On December 7, the Centers for Disease Control and Prevention (CDC) published a Morbidity and Mortality Week Report (MMWR): “Update: Influenza Activity – United States, October 1 – November 25, 2017.
The most recent influenza (flu) data reported through week 47 (November 19-25, 2017) indicate that flu activity in the United States began to increase in November and continues to increase each week. Influenza A (H3N2) has been identified as the predominant virus in the United States, and past years have shown that H3N2-predominant seasons are associated with greater severity. As flu data can be difficult to predict, it is not possible to say when the 2017-2018 flu season will peak or how severe it will be in the United States. Though data indicate that flu vaccine effectiveness may vary dependent on the virus, it is important to communicate that vaccine offers the best way to prevent flu infection and to reduce the risk of serious flu complications.
As we are in the midst of another flu season, the CDC emphasizes the following key messages:

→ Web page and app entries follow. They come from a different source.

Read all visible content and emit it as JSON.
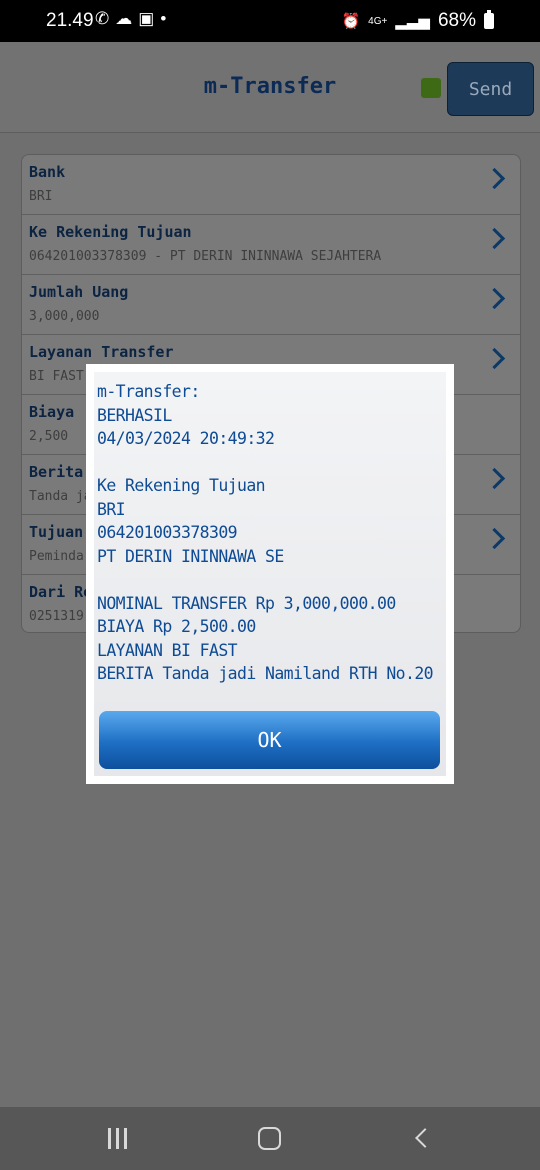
{
  "status_bar": {
    "time": "21.49",
    "left_icons": [
      "whatsapp-icon",
      "cloud-icon",
      "shopee-icon",
      "dot-icon"
    ],
    "network": "4G+",
    "battery": "68%"
  },
  "header": {
    "title": "m-Transfer",
    "send_label": "Send",
    "status_color": "#3e6a16"
  },
  "form": {
    "rows": [
      {
        "label": "Bank",
        "value": "BRI",
        "chevron": true
      },
      {
        "label": "Ke Rekening Tujuan",
        "value": "064201003378309 - PT DERIN ININNAWA SEJAHTERA",
        "chevron": true
      },
      {
        "label": "Jumlah Uang",
        "value": "3,000,000",
        "chevron": true
      },
      {
        "label": "Layanan Transfer",
        "value": "BI FAST",
        "chevron": true
      },
      {
        "label": "Biaya",
        "value": "2,500",
        "chevron": false
      },
      {
        "label": "Berita",
        "value": "Tanda ja",
        "chevron": true
      },
      {
        "label": "Tujuan T",
        "value": "Peminda",
        "chevron": true
      },
      {
        "label": "Dari Rek",
        "value": "0251319",
        "chevron": false
      }
    ]
  },
  "dialog": {
    "lines": [
      "m-Transfer:",
      "BERHASIL",
      "04/03/2024 20:49:32",
      "",
      "Ke Rekening Tujuan",
      "BRI",
      "064201003378309",
      "PT DERIN ININNAWA SE",
      "",
      "NOMINAL TRANSFER Rp 3,000,000.00",
      "BIAYA Rp 2,500.00",
      "LAYANAN BI FAST",
      "BERITA Tanda jadi Namiland RTH No.20"
    ],
    "ok_label": "OK"
  },
  "nav": {
    "recent": "recent-apps-icon",
    "home": "home-icon",
    "back": "back-icon"
  }
}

- Flu activity is increasing – it’s not too late to get vaccinated! CDC recommends that anyone 6 months of age and older who has not been vaccinated this season should get a flu vaccination to protect themselves and loved ones.

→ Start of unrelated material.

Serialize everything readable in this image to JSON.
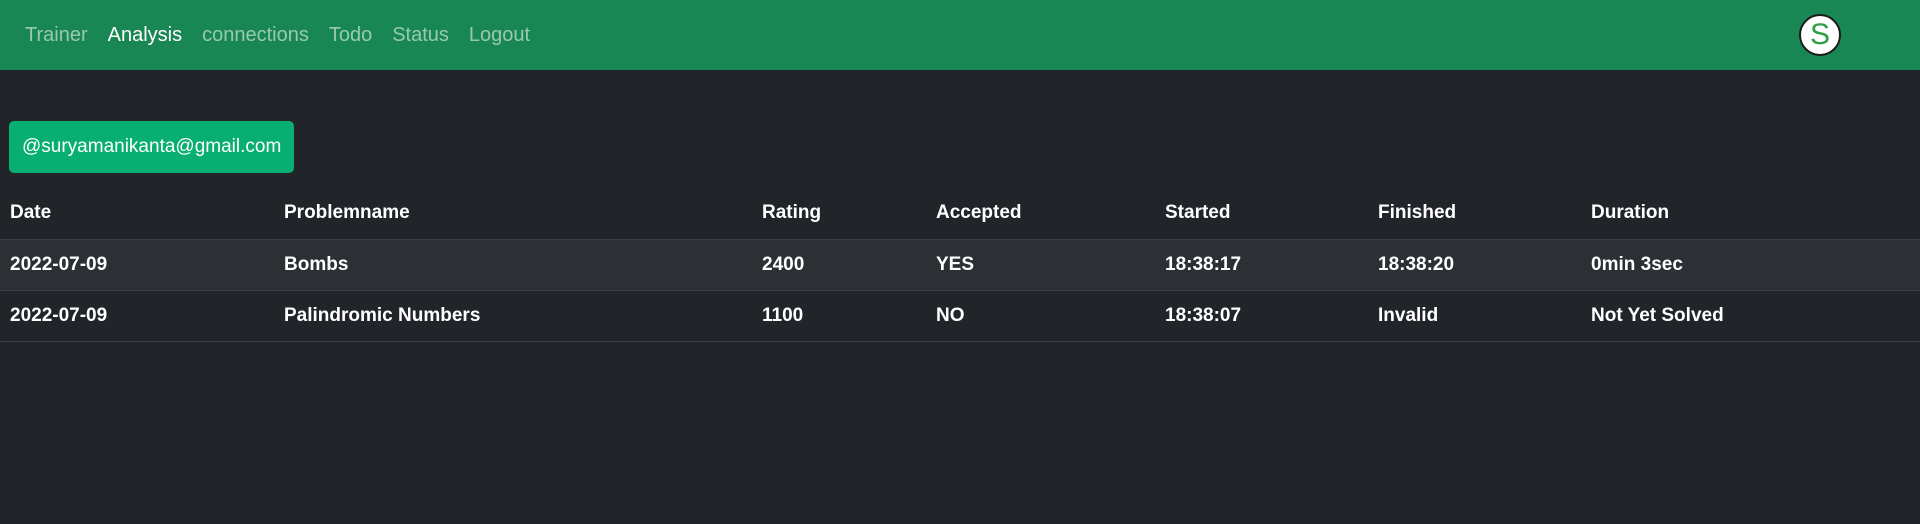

- Vaccination of persons at higher risk for flu complications, such as young children, pregnant women, and the elderly, is especially important to decrease their risk of severe illness. Recent data indicate that approximately three out of five people in the United States have not yet received their flu vaccination, and that roughly two out of three pregnant women have not received a flu vaccine this season.
- Flu vaccination can reduce flu illness, doctors’ visits, flu-related hospitalizations, and missed work and school due to flu. The flu can be a serious disease that can lead to hospitalization and sometimes even death. Anyone can get very sick from the flu, including people who are otherwise healthy.